Following revelations of racketeering and questionable practices that aided in the original decision, a federal court ruled in March that an environmental-damage tab of $9.5 billion issued to Chevron may not have been valid. Those revelations gave Chevron a course to fight back, and it has litigiously pursued the law firms involved in the original decisions.
Now, Patton Boggs LLP has agreed to pay out $15 million to Chevron Corp., settling a lawsuit filed by the oil company. Patton Boggs has also agreed to drop out of the Ecuadorian litigation as a stipulation of the agreement.

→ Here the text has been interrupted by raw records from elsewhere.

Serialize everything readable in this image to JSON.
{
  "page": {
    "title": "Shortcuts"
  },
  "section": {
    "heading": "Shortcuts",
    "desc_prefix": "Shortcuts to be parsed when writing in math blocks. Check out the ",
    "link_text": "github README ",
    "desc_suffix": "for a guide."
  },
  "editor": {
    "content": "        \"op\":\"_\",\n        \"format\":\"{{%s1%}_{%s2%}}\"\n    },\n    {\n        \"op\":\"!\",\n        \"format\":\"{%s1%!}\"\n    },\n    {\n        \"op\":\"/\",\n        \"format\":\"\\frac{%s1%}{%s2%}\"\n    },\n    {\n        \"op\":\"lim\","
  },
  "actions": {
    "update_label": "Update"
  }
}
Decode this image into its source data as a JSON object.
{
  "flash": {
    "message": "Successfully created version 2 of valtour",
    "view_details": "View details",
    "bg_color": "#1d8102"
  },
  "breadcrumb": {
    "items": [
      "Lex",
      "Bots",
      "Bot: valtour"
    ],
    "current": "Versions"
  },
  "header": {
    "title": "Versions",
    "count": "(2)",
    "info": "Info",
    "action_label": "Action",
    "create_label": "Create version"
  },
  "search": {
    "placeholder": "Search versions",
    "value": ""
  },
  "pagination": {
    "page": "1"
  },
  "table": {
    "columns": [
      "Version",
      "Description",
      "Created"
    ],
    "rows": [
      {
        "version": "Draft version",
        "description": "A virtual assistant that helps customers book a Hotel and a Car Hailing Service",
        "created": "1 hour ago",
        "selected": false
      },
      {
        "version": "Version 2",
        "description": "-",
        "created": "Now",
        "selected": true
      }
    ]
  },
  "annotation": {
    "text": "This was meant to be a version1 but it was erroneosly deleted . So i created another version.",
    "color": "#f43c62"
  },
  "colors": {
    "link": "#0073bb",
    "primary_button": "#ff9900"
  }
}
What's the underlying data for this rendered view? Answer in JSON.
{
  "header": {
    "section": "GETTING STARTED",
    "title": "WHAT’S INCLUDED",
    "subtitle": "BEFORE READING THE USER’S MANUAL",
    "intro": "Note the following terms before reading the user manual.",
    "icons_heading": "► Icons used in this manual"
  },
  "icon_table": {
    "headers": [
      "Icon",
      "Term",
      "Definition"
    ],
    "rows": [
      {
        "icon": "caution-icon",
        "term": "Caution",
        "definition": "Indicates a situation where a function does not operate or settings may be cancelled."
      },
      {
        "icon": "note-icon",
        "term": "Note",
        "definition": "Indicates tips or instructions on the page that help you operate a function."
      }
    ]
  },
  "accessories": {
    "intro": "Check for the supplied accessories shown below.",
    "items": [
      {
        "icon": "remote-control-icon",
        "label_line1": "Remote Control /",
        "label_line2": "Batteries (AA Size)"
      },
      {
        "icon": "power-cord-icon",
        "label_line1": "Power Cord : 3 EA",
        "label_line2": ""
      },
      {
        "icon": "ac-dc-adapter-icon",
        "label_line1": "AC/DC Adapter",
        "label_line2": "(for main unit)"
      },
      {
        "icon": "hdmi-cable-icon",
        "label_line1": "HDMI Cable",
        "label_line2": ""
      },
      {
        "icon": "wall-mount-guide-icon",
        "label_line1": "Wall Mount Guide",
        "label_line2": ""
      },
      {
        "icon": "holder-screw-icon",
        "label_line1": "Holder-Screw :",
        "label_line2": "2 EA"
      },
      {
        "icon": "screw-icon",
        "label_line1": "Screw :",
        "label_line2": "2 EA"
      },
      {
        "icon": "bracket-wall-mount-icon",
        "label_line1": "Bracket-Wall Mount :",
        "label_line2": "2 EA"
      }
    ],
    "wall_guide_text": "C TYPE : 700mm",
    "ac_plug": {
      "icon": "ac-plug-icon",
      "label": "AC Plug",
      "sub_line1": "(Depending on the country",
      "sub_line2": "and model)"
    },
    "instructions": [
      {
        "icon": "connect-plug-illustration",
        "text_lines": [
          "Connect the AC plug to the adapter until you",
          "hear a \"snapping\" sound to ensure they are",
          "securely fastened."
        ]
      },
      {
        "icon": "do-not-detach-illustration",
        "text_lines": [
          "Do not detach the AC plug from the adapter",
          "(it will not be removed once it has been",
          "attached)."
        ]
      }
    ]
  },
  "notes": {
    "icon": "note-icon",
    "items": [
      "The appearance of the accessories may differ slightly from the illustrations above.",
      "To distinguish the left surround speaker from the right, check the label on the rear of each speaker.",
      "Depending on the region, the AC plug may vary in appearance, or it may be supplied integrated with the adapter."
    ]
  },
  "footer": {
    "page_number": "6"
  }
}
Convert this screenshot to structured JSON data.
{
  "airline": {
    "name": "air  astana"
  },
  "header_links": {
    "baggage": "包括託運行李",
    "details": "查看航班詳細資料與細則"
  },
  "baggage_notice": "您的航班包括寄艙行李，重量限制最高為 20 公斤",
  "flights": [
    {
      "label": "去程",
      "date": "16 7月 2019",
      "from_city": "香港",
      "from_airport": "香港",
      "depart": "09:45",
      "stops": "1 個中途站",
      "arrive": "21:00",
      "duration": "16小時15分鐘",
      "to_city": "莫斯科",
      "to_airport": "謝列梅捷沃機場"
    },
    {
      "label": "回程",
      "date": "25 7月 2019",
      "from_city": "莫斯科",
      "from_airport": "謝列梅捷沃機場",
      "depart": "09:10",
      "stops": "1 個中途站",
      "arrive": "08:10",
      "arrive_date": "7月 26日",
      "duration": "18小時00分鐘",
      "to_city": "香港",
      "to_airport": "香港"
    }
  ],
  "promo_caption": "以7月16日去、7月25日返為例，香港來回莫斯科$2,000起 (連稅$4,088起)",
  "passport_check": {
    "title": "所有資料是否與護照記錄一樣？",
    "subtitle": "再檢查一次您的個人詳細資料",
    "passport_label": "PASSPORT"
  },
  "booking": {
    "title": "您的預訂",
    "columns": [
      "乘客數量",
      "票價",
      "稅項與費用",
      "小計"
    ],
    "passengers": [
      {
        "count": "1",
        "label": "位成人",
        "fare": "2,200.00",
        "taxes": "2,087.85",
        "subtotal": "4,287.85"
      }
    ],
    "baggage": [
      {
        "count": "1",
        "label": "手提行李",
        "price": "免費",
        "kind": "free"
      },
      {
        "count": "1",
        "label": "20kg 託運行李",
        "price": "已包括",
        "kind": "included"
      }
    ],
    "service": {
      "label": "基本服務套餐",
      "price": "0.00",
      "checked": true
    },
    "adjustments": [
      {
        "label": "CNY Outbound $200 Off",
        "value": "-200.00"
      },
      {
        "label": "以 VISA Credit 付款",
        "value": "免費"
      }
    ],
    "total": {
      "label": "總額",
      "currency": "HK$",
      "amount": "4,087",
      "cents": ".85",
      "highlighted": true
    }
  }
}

The initial lawsuit was actually levied against Texaco, which Chevron acquired in 2001. While the oil giant settled other oil-waste claims filed by Ecuador in the 90s, it was charged with neglecting to aid in the cleanup of Lago Agrio, the contamination of which resulted in illness throughout local populations. In the March 4 decision, U.S. District Judge Lewis Kaplan found that New York lawyer Steven Donziger landed the deal through a number of unethical methods. Among those practices, was the fabrication of evidence, bribing Ecuadorian judges, and laundering money.
In April, Kaplan also dismissed a claim filed by Patton Boggs that argued legal activity coming from Chevron was malicious.
Patton Boggs said in a release concerning the Chevron settlement, that the March ruling, “included a number of factual findings about matters which would have materially affected our firm’s decision to become involved and stay involved as counsel.” The firm also said that it regretted its involvement.
“We are pleased that Patton Boggs is ending its association with the fraudulent and extortionate Ecuador litigation scheme,” Chevron General Counsel Hewitt Pate said in a statement. “Chevron encourages others to disassociate themselves from this fraud.”
For more on environmental litigation, check out these stories: